** What needs to be done **
The listing needs restating word for word.

** Provided entries **
= Beginning of Section =
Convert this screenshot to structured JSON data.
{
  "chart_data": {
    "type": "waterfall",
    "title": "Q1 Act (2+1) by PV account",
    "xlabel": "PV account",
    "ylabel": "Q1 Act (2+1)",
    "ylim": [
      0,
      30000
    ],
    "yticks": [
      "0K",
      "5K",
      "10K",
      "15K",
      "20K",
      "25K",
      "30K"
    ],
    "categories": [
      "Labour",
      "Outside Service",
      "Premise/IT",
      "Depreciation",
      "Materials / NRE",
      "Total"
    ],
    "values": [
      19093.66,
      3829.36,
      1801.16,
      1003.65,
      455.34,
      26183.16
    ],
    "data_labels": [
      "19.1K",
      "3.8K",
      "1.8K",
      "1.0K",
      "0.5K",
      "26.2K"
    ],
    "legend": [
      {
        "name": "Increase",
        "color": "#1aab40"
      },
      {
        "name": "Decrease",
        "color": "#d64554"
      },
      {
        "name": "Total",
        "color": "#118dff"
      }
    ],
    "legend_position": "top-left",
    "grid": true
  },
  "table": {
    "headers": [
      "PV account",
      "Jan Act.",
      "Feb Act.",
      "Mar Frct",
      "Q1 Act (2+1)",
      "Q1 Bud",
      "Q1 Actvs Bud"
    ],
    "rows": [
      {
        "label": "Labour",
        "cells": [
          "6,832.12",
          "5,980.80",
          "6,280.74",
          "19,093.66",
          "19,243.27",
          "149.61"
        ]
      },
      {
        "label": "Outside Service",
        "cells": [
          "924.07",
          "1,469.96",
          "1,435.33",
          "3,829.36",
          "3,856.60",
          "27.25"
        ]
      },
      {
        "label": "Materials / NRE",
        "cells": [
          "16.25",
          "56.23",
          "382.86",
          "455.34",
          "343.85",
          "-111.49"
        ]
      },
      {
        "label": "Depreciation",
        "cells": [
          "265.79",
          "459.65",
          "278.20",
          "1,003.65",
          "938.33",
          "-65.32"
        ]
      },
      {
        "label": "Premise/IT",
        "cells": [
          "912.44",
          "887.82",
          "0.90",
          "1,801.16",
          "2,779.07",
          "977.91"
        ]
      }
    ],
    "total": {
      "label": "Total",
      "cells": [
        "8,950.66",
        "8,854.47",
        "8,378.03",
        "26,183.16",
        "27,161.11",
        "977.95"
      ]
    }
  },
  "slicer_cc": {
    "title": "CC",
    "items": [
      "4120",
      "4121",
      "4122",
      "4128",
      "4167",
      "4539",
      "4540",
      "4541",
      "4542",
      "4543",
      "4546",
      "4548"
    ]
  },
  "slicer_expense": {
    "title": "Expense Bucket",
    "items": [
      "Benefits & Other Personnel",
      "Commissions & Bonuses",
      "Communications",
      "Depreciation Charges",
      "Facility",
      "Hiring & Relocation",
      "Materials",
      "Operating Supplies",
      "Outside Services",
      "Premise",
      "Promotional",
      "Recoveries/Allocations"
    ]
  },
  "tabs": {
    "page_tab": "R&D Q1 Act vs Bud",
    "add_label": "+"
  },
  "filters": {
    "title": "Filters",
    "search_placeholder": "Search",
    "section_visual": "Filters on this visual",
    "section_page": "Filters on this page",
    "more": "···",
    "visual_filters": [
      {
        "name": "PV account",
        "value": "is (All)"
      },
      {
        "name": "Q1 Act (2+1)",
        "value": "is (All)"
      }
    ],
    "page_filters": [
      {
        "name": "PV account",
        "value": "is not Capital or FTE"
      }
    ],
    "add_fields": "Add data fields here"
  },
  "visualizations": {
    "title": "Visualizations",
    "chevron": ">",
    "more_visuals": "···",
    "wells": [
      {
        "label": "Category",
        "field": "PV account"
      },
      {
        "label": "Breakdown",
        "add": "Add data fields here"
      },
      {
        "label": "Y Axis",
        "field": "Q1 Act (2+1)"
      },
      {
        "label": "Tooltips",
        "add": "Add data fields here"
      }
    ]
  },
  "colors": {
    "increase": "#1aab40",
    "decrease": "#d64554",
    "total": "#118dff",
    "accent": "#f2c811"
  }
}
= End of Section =
** Response to this task **
Convert this screenshot to structured JSON data.
{
  "chart_data": {
    "type": "waterfall",
    "title": "Q1 Act (2+1) by PV account",
    "xlabel": "PV account",
    "ylabel": "Q1 Act (2+1)",
    "ylim": [
      0,
      30000
    ],
    "yticks": [
      "0K",
      "5K",
      "10K",
      "15K",
      "20K",
      "25K",
      "30K"
    ],
    "categories": [
      "Labour",
      "Outside Service",
      "Premise/IT",
      "Depreciation",
      "Materials / NRE",
      "Total"
    ],
    "values": [
      19093.66,
      3829.36,
      1801.16,
      1003.65,
      455.34,
      26183.16
    ],
    "data_labels": [
      "19.1K",
      "3.8K",
      "1.8K",
      "1.0K",
      "0.5K",
      "26.2K"
    ],
    "legend": [
      {
        "name": "Increase",
        "color": "#1aab40"
      },
      {
        "name": "Decrease",
        "color": "#d64554"
      },
      {
        "name": "Total",
        "color": "#118dff"
      }
    ],
    "legend_position": "top-left",
    "grid": true
  },
  "table": {
    "headers": [
      "PV account",
      "Jan Act.",
      "Feb Act.",
      "Mar Frct",
      "Q1 Act (2+1)",
      "Q1 Bud",
      "Q1 Actvs Bud"
    ],
    "rows": [
      {
        "label": "Labour",
        "cells": [
          "6,832.12",
          "5,980.80",
          "6,280.74",
          "19,093.66",
          "19,243.27",
          "149.61"
        ]
      },
      {
        "label": "Outside Service",
        "cells": [
          "924.07",
          "1,469.96",
          "1,435.33",
          "3,829.36",
          "3,856.60",
          "27.25"
        ]
      },
      {
        "label": "Materials / NRE",
        "cells": [
          "16.25",
          "56.23",
          "382.86",
          "455.34",
          "343.85",
          "-111.49"
        ]
      },
      {
        "label": "Depreciation",
        "cells": [
          "265.79",
          "459.65",
          "278.20",
          "1,003.65",
          "938.33",
          "-65.32"
        ]
      },
      {
        "label": "Premise/IT",
        "cells": [
          "912.44",
          "887.82",
          "0.90",
          "1,801.16",
          "2,779.07",
          "977.91"
        ]
      }
    ],
    "total": {
      "label": "Total",
      "cells": [
        "8,950.66",
        "8,854.47",
        "8,378.03",
        "26,183.16",
        "27,161.11",
        "977.95"
      ]
    }
  },
  "slicer_cc": {
    "title": "CC",
    "items": [
      "4120",
      "4121",
      "4122",
      "4128",
      "4167",
      "4539",
      "4540",
      "4541",
      "4542",
      "4543",
      "4546",
      "4548"
    ]
  },
  "slicer_expense": {
    "title": "Expense Bucket",
    "items": [
      "Benefits & Other Personnel",
      "Commissions & Bonuses",
      "Communications",
      "Depreciation Charges",
      "Facility",
      "Hiring & Relocation",
      "Materials",
      "Operating Supplies",
      "Outside Services",
      "Premise",
      "Promotional",
      "Recoveries/Allocations"
    ]
  },
  "tabs": {
    "page_tab": "R&D Q1 Act vs Bud",
    "add_label": "+"
  },
  "filters": {
    "title": "Filters",
    "search_placeholder": "Search",
    "section_visual": "Filters on this visual",
    "section_page": "Filters on this page",
    "more": "···",
    "visual_filters": [
      {
        "name": "PV account",
        "value": "is (All)"
      },
      {
        "name": "Q1 Act (2+1)",
        "value": "is (All)"
      }
    ],
    "page_filters": [
      {
        "name": "PV account",
        "value": "is not Capital or FTE"
      }
    ],
    "add_fields": "Add data fields here"
  },
  "visualizations": {
    "title": "Visualizations",
    "chevron": ">",
    "more_visuals": "···",
    "wells": [
      {
        "label": "Category",
        "field": "PV account"
      },
      {
        "label": "Breakdown",
        "add": "Add data fields here"
      },
      {
        "label": "Y Axis",
        "field": "Q1 Act (2+1)"
      },
      {
        "label": "Tooltips",
        "add": "Add data fields here"
      }
    ]
  },
  "colors": {
    "increase": "#1aab40",
    "decrease": "#d64554",
    "total": "#118dff",
    "accent": "#f2c811"
  }
}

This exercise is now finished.